EXERCISE: Copy out the lines below that hold the word "post".

[Extracted records]
####

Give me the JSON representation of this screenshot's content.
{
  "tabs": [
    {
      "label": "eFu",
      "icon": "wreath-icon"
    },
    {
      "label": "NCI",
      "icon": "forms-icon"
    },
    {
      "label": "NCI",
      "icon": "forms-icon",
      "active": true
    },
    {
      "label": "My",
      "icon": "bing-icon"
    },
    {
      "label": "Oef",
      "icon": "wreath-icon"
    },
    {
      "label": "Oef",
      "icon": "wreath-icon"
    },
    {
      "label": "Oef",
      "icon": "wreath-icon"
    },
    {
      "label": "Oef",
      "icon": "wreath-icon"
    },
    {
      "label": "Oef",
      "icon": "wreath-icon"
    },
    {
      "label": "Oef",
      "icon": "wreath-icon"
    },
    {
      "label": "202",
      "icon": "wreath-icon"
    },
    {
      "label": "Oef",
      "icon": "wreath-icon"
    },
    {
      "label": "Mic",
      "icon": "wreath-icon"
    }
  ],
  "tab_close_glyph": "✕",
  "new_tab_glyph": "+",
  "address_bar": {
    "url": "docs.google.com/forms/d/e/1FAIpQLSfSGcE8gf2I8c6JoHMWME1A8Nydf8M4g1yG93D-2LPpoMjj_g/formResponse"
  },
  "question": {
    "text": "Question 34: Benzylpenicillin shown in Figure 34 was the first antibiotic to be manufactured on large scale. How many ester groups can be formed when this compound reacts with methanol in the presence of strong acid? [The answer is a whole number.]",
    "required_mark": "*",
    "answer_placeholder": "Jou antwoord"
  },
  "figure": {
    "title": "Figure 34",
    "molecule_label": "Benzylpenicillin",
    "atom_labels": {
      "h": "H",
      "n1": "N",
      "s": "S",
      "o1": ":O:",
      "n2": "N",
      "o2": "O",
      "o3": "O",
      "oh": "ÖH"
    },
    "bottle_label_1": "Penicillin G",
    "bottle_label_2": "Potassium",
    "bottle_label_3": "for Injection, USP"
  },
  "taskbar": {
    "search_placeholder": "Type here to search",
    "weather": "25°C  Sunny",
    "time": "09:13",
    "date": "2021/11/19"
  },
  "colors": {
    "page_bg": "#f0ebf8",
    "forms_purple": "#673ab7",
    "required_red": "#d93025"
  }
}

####

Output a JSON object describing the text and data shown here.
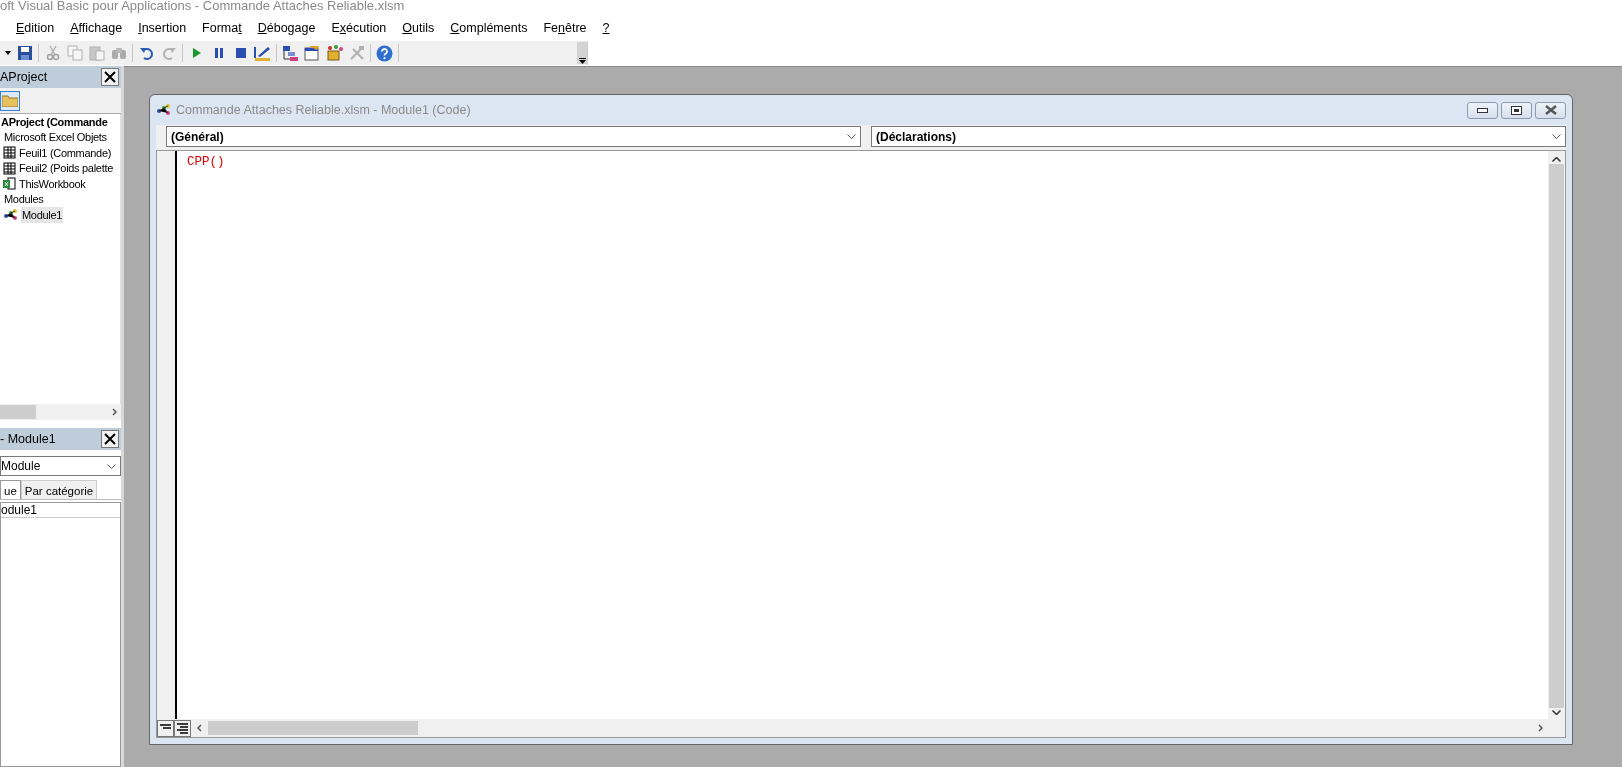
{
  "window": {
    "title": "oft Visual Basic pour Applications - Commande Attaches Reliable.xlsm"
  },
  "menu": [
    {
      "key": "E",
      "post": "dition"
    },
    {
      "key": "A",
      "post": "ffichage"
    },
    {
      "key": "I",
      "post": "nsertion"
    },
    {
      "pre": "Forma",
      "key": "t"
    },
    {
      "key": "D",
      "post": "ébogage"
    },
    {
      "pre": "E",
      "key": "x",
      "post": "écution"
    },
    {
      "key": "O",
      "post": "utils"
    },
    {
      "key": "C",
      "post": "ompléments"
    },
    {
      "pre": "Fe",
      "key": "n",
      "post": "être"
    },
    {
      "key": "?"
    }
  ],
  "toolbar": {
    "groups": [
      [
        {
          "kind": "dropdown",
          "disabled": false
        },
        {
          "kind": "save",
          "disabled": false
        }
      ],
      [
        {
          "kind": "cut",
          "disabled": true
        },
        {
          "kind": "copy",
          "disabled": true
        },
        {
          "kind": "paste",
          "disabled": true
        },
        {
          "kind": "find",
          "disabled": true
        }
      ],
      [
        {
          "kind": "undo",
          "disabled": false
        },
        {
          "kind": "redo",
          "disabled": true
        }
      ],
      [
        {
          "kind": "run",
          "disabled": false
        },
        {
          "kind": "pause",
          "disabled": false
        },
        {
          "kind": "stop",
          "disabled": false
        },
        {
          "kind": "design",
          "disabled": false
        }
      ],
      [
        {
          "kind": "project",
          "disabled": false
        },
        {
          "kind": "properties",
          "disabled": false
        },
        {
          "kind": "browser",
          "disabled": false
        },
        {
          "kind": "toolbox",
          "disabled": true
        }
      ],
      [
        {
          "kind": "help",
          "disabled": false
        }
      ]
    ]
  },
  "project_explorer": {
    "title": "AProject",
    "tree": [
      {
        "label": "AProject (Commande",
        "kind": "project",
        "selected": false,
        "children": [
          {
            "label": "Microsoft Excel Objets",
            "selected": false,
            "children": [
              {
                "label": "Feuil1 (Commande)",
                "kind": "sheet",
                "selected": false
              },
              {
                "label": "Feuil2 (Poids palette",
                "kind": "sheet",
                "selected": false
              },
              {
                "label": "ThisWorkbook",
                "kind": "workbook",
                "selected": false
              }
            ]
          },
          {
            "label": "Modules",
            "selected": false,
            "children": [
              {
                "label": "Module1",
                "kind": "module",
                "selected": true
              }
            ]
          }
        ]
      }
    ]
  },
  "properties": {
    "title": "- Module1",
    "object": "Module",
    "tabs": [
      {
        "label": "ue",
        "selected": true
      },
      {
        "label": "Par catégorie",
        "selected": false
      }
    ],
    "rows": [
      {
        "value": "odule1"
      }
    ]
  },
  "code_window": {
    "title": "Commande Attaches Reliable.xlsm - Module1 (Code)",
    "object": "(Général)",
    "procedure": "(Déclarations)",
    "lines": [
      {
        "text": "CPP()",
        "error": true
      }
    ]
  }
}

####

ANSWER SECTION:
      "post": "dition"
      "post": "ffichage"
      "post": "nsertion"
      "post": "ébogage"
      "post": "écution"
      "post": "utils"
      "post": "ompléments"
      "post": "être"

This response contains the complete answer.